Government plans to clamp down on tax avoidance by individuals with more than £1 million in assets have been deemed a boon to enterprise investment schemes (EIS) and venture capital trusts (VCTs).
In the annual Autumn Statement address, Chancellor George Osborne said some of the extra £77 million committed to HMRC would go towards expanding its Affluent Unit to ‘deal more effectively’ with people of a £1 million net worth.
The government said it would seek to close ‘aggressive’ tax avoidance schemes – a move likely to appease the public given the recent high profile exposes of stars from TV and film caught using tax maximisation schemes to pay as little as 1.25% tax on their earnings.
Steve Petrie, director of private clients at Towergate Financial said clients should continue to make use of statutory tax reliefs, particularly those where the government has been encouraging investment in vehicles such as EISs and VCTs.
‘I think that they should be looking at all of the statutory reliefs, so the main ones will be VCTs, EIS and Business Premises Renovation Allowances… EIS are going to be big.’

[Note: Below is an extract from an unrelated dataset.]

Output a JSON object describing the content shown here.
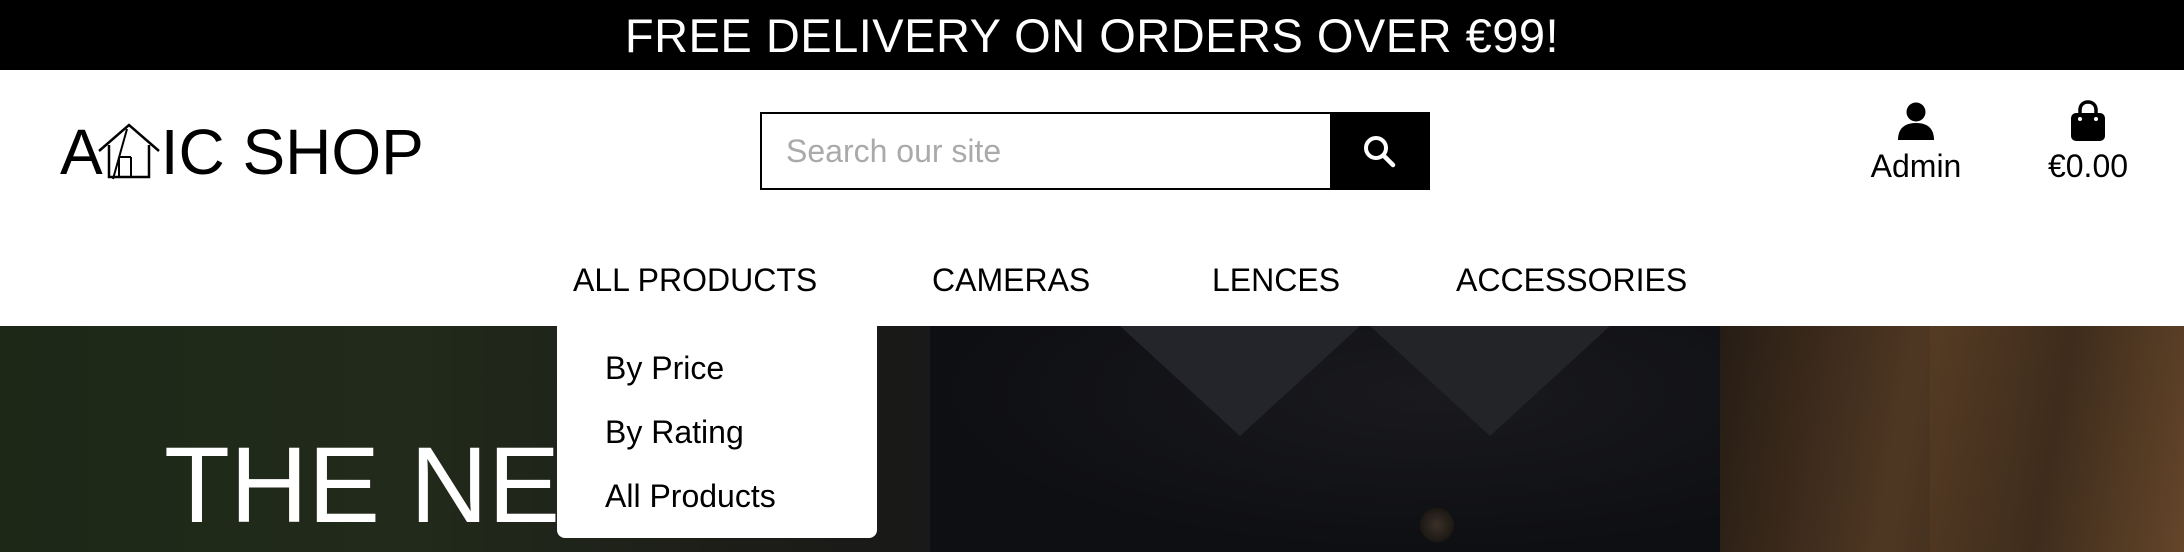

EIS will be especially useful, since this year, clients will be able to carry over 30% tax relief for the first time this year - in comparison to the previous rate of 20%.
Sophie Dworetzsky, partner in international law firm Withers, said the government’s move was a significant widening of the net, and people would have to be ‘very, very careful with their tax obligations’.
‘People need to be aware the Revenue will be taking an increased interest in the affairs of more people than they have previously,’ she said, cautioning that anyone looking for a ‘magic bullet’ would end up in trouble.
‘There are all sorts of streamlining measures and I don’t think there is a magic bullet. Going around looking for a thing that will get you less [tax] will get you investigated.’
She said she expected increased interest in VCTs and EIS, especially the more ‘impressive’ and well established schemes.
Turning to the kind of evasion the government is likely to be focusing on, Neal Todd, corporate tax partner at Berwin Leighton Paisner said he expected any schemes where money is hidden to come under fire.
‘I suspect a great deal of [tax] planning will and should go on… people wake up and think “I want to buy a property or a company and how can I do that in a way that is tax efficient”, which is perfectly acceptable.’
‘The people who put the General Anti-Abuse rules (Gaar) together went specifically at what they called the most egregious or extreme tax planning.’